Crowton was brought to Provo after winning a lengthy battle over George Henshaw, another candidate for the BYU head coaching vacancy. Henshaw went on to be apart of the Super Bowl-bound Tennessee Titans' coaching staff, and today he coaches Reggie Bush as the running backs coach in New Orleans.
Gary Crowton went on to completely lay waste to a proud football legacy at BYU.
But I'm getting ahead of myself. In 2001, we had little to no preconceived notions about Crowton. All we knew was he was not LaVell Edwards, and that (depending on who you talked to) was either a very good thing or a very bad thing.
The season began with the BCA Classic on August 25 against Tulane. Actually, SOME called it the BCA Classic. I call it the Luke Staley Classic. Staley had 10 carries that game for 142 yards and three TDs. Ten carries. (BYU won the game 70-35.)
That whole year quickly became all about Luke. Or as I remember him: Luuuuuuuuuke.
Staley started the season as the #2 RB behind Brian McDonald-Ashford. McDonald was a solid back, no doubt, but as the season progressed it became all too obvious that Staley was our guy. He racked up 1,596 yards on 196 carries (that's an 8.14 yards-per-carry average, for those of you keeping score at home) and 24 TDs. He did this after missing three games: two to injury and one for academic issues. 2001 saw Luke Staley emerge as, sure I'll say it, the best running back in BYU history.
Staley had help, though. He was complemented by a unique quarterback in Brandon Doman. Doman was not the most gifted athlete to ever step under center at BYU, but he had speed and he worked hard.
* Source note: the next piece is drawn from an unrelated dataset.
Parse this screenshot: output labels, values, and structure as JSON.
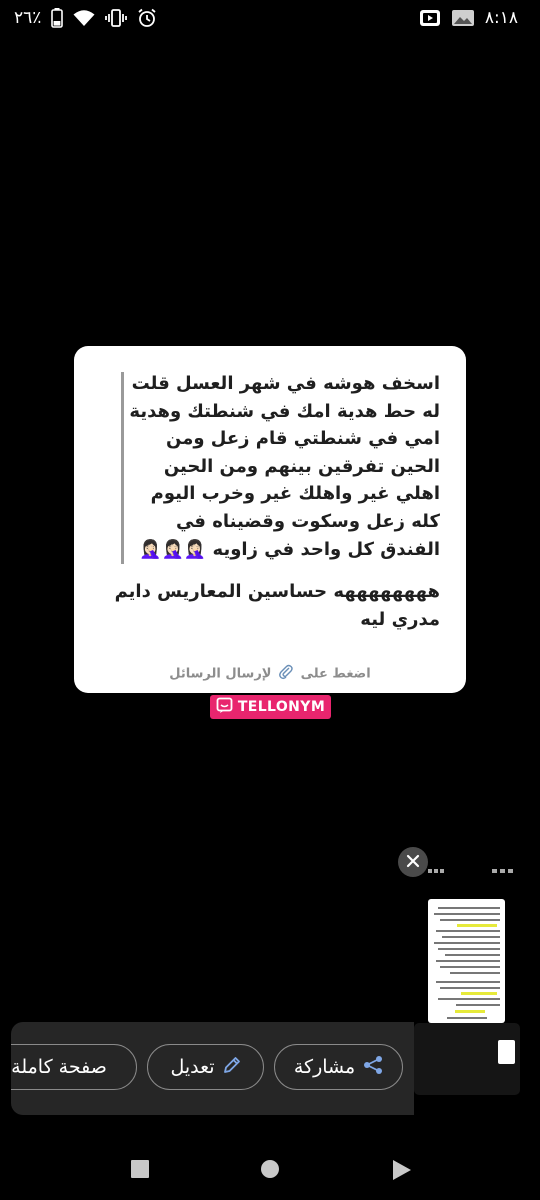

He ran Crowton's new option-style offense with ease, and it gave Staley some very nice, long runs.
One thing was certain in Provo: We were going to score points.
2001 was, as the Bible puts it, a "Whited Sepulchre." It was beautiful on the outside--very flashy and entertaining, but once you broke through the stunning offensive facade you found a rotting corpse of a defense.
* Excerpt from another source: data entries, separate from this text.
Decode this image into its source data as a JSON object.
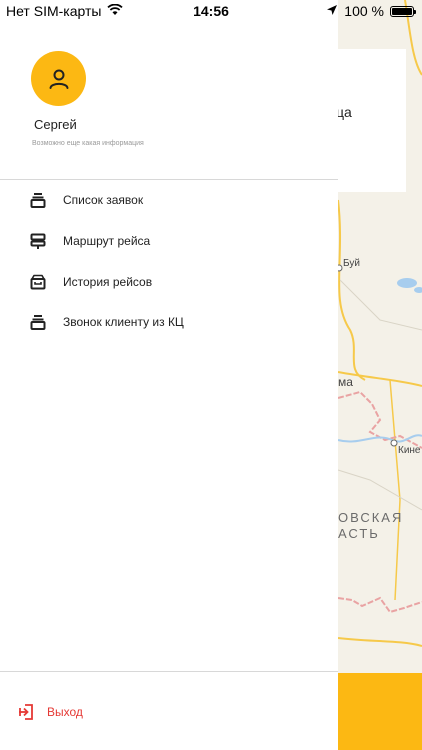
{
  "status_bar": {
    "carrier": "Нет SIM-карты",
    "time": "14:56",
    "battery": "100 %"
  },
  "profile": {
    "name": "Сергей",
    "info": "Возможно еще какая информация"
  },
  "menu": {
    "items": [
      {
        "label": "Список заявок",
        "icon": "stack-icon"
      },
      {
        "label": "Маршрут рейса",
        "icon": "signpost-icon"
      },
      {
        "label": "История рейсов",
        "icon": "archive-box-icon"
      },
      {
        "label": "Звонок клиенту из КЦ",
        "icon": "stack-icon"
      }
    ]
  },
  "logout": {
    "label": "Выход",
    "icon": "logout-icon"
  },
  "map": {
    "card_text": "ца",
    "places": [
      "Буй",
      "ма",
      "Кине"
    ],
    "region_lines": [
      "ОВСКАЯ",
      "АСТЬ"
    ]
  },
  "colors": {
    "accent": "#fcb813",
    "danger": "#e53935",
    "map_background": "#f4f1e8",
    "map_road": "#f6c94a",
    "map_border": "#e9a3a3",
    "map_water": "#a7cdee"
  }
}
Sure we were winning games, but games that end with scores like 70-35, 35-31, 54-34, 63-33 etc. don't do much for confidence in the stopping power of the defense.
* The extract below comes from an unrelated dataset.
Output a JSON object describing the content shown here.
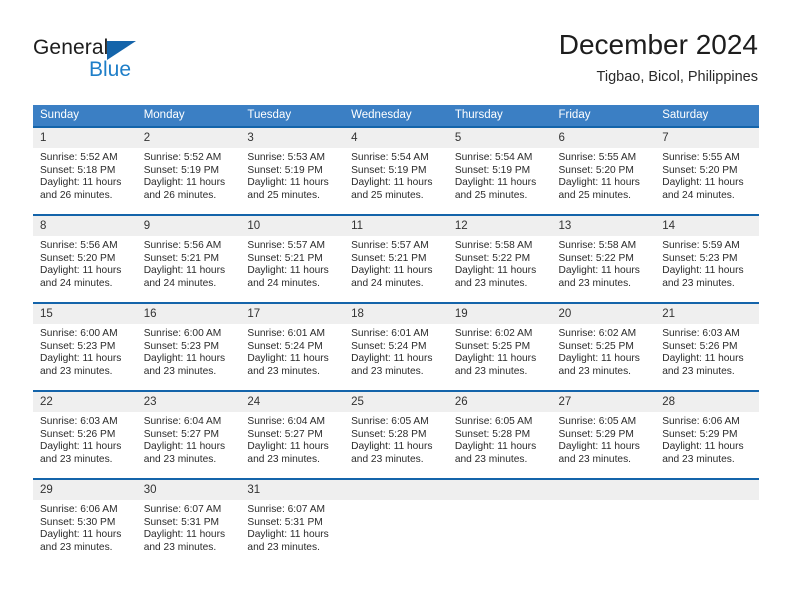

Sure enough, one team pulled the curtain on our Wizard of Oz puppet show and exposed us for the ragged, pathetic team we really were in 2001. The Rainbow Warriors of Hawai'i rained a beating on us that I still feel when it snows outside. In the first quarter alone the Rainbows scored on a 24-yard pass, a 74-yard punt return and a 100-yard kickoff return.
The final score: 72-45. Ouch.
To add insult to injury, before the game the then 12-0 Cougs were formally told that they would not be invited to participate in the newly formed BCS even if they beat Hawai'i, despite their undefeated record and #9 ranking.
And to add injury to that insult and injury, Luke Staley broke his leg the week before at Mississippi State and was out for the season.
The Cougs went on to lose to Louisville in the Liberty Bowl, and a once-promising season crumbled to the ground and left Cougar nation with a bitter taste in their mouths.
2001 SDP: Facing a three point deficit to the Utes with a shade over one minute left in the game, Luke Staley takes a pitch from Brandon Doman and gallops 30 yards down the sideline for what turned out to be the winning touchdown. Onlookers (myself included) stand dumbfounded after witnessing Staley's speed.
Staley's run was a perfect example of the explosiveness of BYU's offense in 2001. They could strike anywhere, at any time. However, it was also a chilling reminder of the reliance that was placed on the Doak Walker Award winner Staley.
Here are some highlights of BYU/Utah 2001: